The swan – dubbed Nelson after Nelson Mandela – was seen swimming on Lake Geneva near Vevey in the canton of Vaud over the past few months, an unusual sight given the bird is a non-native species usually found in Australia.
Probably bred in captivity, it was unclear how the swan ended up in Vevey. A tag on its leg did not reveal its owner, and nobody came forward to claim it.
The situation was a concern for the Vaud cantonal authorities, who took the decision on May 27th to capture the bird to check it for diseases it could potentially pass on to native swans.
After a period of quarantine, the swan would be given to a zoo or animal park rather than released back to the lake, Frédéric Hofmann, responsible for animal welfare in the canton, told newspaper Le Matin at the time.
The decision caused uproar amongst the public, with many people expressing their anger on a Facebook group set up to campaign for the bird's release.
“It's hurting no one, this swan. I've seen it for the past five months in Vevey – if it wasn't accepted by the others it would have gone somewhere else long ago,” said one commenter, before criticizing the decision to put it in captivity.

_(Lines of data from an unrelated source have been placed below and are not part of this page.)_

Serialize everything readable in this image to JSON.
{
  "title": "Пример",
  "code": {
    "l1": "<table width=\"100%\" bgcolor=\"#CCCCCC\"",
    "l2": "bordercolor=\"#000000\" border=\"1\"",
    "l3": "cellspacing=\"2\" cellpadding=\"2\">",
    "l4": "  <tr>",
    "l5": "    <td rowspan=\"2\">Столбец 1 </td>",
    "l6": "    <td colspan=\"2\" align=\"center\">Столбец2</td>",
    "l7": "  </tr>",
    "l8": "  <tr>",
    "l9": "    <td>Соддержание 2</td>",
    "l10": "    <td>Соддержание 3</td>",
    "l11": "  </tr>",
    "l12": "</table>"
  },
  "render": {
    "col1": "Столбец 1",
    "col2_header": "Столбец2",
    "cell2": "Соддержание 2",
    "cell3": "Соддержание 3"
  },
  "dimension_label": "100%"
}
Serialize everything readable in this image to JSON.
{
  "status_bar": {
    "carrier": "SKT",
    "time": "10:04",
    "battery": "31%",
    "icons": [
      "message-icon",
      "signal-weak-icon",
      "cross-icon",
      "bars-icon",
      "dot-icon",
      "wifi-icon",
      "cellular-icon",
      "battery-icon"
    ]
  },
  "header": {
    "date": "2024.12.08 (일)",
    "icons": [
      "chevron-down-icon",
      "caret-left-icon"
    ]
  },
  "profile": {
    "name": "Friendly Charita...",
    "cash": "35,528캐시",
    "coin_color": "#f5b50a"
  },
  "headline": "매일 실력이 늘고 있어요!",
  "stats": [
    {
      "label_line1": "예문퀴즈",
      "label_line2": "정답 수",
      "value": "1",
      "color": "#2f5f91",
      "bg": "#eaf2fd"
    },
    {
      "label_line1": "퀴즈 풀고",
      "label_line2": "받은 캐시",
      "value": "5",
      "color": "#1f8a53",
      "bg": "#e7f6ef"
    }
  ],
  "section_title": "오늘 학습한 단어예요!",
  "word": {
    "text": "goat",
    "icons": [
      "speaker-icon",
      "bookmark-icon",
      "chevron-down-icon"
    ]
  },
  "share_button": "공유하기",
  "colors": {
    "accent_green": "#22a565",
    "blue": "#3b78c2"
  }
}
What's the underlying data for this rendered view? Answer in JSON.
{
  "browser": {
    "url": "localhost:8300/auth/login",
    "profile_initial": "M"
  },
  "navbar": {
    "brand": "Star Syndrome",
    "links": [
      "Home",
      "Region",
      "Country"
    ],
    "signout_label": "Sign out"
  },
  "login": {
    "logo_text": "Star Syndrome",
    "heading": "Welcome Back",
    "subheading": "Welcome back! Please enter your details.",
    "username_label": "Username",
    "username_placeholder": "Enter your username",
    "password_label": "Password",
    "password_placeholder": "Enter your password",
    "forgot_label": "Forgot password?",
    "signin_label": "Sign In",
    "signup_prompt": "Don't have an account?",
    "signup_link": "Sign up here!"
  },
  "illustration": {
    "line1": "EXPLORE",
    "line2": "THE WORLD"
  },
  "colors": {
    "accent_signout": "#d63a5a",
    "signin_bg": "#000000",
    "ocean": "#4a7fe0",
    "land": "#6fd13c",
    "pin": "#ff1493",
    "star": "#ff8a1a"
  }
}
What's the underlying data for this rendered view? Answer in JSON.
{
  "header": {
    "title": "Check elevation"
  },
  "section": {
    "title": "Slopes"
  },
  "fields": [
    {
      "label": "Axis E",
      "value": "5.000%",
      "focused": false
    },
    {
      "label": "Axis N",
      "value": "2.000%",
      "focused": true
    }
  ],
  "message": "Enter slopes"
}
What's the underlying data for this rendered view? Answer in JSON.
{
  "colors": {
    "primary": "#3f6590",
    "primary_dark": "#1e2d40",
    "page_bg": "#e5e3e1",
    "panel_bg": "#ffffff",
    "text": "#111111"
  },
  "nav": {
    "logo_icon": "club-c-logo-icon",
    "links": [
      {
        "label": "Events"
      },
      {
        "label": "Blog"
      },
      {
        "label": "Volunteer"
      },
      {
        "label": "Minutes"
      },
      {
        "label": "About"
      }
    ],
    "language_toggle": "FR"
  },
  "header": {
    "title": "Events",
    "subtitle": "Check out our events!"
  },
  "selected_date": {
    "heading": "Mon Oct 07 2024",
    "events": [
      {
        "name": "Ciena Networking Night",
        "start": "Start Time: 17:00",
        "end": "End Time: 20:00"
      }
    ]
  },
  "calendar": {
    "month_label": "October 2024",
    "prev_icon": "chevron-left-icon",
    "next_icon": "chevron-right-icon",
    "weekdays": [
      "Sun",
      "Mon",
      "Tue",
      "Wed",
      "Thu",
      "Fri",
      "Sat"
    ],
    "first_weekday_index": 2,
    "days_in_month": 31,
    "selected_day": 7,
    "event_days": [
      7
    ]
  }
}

Speaking to the paper, the person behind the Facebook group said: “We have been deeply moved by its brutal and incomprehensible capture. It's perfectly adapted [to the lake] and seemed very happy. We don't understand the need to quarantine it and then put it in a zoo.”
The emotion surrounding the case caused the authorities to change their mind, and the bird was finally released back into Lake Geneva last week by the head of Vaud's environment department, Jacqueline de Quattro.
But now a Swiss animal protection group has questioned the action, saying the bird's re-release could be illegal.
Speaking to NZZ am Sonntag at the weekend, Francois Turrian of BirdLife Suisse said since the bird was a non-native species there was a “risk of competition with indigenous species”.
“That's why the federal law on the hunting and protection of birds and wild animals forbids the reintroduction of such an animal into nature. Its place is in a park,” he said.
In this particular case, black swans are not able to reproduce with native species, so there is little risk.
However the action by Jacqueline de Quattro was a “bad example” that could push the owners of other exotic animals – such as tortoises – to release them into the wild without thinking of the damage they could cause, Turrian told the paper.
“We don't understand why, if not for an electoral reason, a cantonal councillor would decide not to follow federal law.”
On Monday de Quattro defended her actions, telling the press that since ‘Nelson' can't reproduce with native species he therefore will have no impact on biodiversity.
“I absolutely dispute the suggestion I showed a bad example,” she said, saying that the swan was very different to other cases involving exotic animals.